Your answer is every line of the material below in which the string "nzingaretti" occurs.

———

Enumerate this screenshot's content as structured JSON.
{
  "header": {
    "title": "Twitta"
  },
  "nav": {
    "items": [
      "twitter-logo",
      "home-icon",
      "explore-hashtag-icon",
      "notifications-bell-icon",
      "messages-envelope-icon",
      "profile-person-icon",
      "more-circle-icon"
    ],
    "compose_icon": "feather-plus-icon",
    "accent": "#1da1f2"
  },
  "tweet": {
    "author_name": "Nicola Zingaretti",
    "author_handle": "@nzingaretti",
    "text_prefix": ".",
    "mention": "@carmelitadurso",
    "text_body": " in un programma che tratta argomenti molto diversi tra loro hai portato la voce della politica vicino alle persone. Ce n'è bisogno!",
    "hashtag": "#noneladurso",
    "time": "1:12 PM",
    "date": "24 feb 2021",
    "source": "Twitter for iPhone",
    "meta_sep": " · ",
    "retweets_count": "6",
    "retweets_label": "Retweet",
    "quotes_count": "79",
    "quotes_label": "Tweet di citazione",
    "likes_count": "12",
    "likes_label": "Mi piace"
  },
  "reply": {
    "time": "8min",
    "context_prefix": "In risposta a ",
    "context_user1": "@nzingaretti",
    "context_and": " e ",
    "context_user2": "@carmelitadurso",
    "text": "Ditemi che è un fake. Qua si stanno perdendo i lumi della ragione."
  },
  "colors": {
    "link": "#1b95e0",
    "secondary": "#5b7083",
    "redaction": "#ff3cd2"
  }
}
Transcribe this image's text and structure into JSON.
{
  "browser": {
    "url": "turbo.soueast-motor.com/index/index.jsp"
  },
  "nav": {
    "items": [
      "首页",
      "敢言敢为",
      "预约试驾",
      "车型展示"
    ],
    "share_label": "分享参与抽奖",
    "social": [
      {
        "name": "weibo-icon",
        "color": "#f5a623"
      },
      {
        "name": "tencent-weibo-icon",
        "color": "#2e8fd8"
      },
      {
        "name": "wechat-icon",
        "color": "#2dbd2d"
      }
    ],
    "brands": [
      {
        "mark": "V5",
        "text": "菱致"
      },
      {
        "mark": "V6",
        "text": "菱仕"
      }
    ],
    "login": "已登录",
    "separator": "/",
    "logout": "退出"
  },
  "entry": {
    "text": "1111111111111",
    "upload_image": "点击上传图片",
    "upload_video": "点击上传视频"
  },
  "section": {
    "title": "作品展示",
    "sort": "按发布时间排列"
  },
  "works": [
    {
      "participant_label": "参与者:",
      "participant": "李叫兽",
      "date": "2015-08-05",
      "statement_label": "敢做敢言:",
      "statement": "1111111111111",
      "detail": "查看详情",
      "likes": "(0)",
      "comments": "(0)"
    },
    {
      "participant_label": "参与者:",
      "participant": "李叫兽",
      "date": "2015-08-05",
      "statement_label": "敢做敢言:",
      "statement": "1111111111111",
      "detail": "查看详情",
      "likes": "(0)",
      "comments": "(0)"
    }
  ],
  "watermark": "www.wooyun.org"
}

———

YOUR SOLUTION:
    "author_handle": "@nzingaretti",
    "context_user1": "@nzingaretti",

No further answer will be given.